• _MATERIAL FOR THIS TASK_:
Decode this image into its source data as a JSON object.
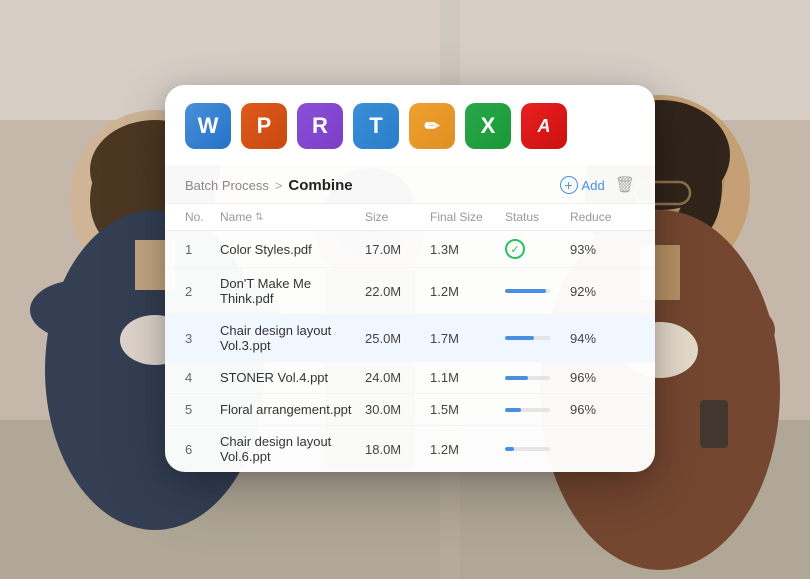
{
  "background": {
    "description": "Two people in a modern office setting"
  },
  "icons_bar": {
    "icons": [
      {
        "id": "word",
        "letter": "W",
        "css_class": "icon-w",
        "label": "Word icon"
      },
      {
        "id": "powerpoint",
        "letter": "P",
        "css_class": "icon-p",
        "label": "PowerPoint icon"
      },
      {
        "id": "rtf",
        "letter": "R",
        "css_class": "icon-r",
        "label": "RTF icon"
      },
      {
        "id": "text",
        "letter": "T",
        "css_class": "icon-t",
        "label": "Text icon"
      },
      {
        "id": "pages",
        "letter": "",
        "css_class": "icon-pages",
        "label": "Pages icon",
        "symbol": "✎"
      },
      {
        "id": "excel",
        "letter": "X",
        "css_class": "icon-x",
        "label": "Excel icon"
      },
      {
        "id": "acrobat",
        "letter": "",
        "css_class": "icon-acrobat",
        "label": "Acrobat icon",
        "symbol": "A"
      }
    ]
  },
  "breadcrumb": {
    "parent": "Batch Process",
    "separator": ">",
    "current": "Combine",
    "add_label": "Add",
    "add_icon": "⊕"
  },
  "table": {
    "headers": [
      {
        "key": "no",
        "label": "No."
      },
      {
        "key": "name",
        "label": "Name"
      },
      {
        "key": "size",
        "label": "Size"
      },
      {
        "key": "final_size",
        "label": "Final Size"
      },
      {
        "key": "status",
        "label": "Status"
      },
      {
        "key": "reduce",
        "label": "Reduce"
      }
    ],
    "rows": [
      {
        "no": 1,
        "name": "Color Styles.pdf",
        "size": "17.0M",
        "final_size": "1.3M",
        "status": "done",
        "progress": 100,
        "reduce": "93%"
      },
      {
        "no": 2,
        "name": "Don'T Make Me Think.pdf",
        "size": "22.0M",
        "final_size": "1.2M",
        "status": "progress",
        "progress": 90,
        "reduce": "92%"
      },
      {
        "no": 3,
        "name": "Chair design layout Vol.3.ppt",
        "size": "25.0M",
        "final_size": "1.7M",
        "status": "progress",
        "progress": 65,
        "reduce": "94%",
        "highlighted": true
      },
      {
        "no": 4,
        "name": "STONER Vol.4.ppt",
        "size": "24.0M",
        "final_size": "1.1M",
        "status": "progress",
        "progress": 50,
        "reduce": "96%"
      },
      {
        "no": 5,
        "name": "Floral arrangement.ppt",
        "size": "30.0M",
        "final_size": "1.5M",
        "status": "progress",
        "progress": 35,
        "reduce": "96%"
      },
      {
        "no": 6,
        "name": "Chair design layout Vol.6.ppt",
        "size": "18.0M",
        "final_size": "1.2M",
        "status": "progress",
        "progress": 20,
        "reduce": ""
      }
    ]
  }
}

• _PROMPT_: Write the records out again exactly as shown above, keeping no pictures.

• _WRITTEN SOLUTION_:
Decode this image into its source data as a JSON object.
{
  "background": {
    "description": "Two people in a modern office setting"
  },
  "icons_bar": {
    "icons": [
      {
        "id": "word",
        "letter": "W",
        "css_class": "icon-w",
        "label": "Word icon"
      },
      {
        "id": "powerpoint",
        "letter": "P",
        "css_class": "icon-p",
        "label": "PowerPoint icon"
      },
      {
        "id": "rtf",
        "letter": "R",
        "css_class": "icon-r",
        "label": "RTF icon"
      },
      {
        "id": "text",
        "letter": "T",
        "css_class": "icon-t",
        "label": "Text icon"
      },
      {
        "id": "pages",
        "letter": "",
        "css_class": "icon-pages",
        "label": "Pages icon",
        "symbol": "✎"
      },
      {
        "id": "excel",
        "letter": "X",
        "css_class": "icon-x",
        "label": "Excel icon"
      },
      {
        "id": "acrobat",
        "letter": "",
        "css_class": "icon-acrobat",
        "label": "Acrobat icon",
        "symbol": "A"
      }
    ]
  },
  "breadcrumb": {
    "parent": "Batch Process",
    "separator": ">",
    "current": "Combine",
    "add_label": "Add",
    "add_icon": "⊕"
  },
  "table": {
    "headers": [
      {
        "key": "no",
        "label": "No."
      },
      {
        "key": "name",
        "label": "Name"
      },
      {
        "key": "size",
        "label": "Size"
      },
      {
        "key": "final_size",
        "label": "Final Size"
      },
      {
        "key": "status",
        "label": "Status"
      },
      {
        "key": "reduce",
        "label": "Reduce"
      }
    ],
    "rows": [
      {
        "no": 1,
        "name": "Color Styles.pdf",
        "size": "17.0M",
        "final_size": "1.3M",
        "status": "done",
        "progress": 100,
        "reduce": "93%"
      },
      {
        "no": 2,
        "name": "Don'T Make Me Think.pdf",
        "size": "22.0M",
        "final_size": "1.2M",
        "status": "progress",
        "progress": 90,
        "reduce": "92%"
      },
      {
        "no": 3,
        "name": "Chair design layout Vol.3.ppt",
        "size": "25.0M",
        "final_size": "1.7M",
        "status": "progress",
        "progress": 65,
        "reduce": "94%",
        "highlighted": true
      },
      {
        "no": 4,
        "name": "STONER Vol.4.ppt",
        "size": "24.0M",
        "final_size": "1.1M",
        "status": "progress",
        "progress": 50,
        "reduce": "96%"
      },
      {
        "no": 5,
        "name": "Floral arrangement.ppt",
        "size": "30.0M",
        "final_size": "1.5M",
        "status": "progress",
        "progress": 35,
        "reduce": "96%"
      },
      {
        "no": 6,
        "name": "Chair design layout Vol.6.ppt",
        "size": "18.0M",
        "final_size": "1.2M",
        "status": "progress",
        "progress": 20,
        "reduce": ""
      }
    ]
  }
}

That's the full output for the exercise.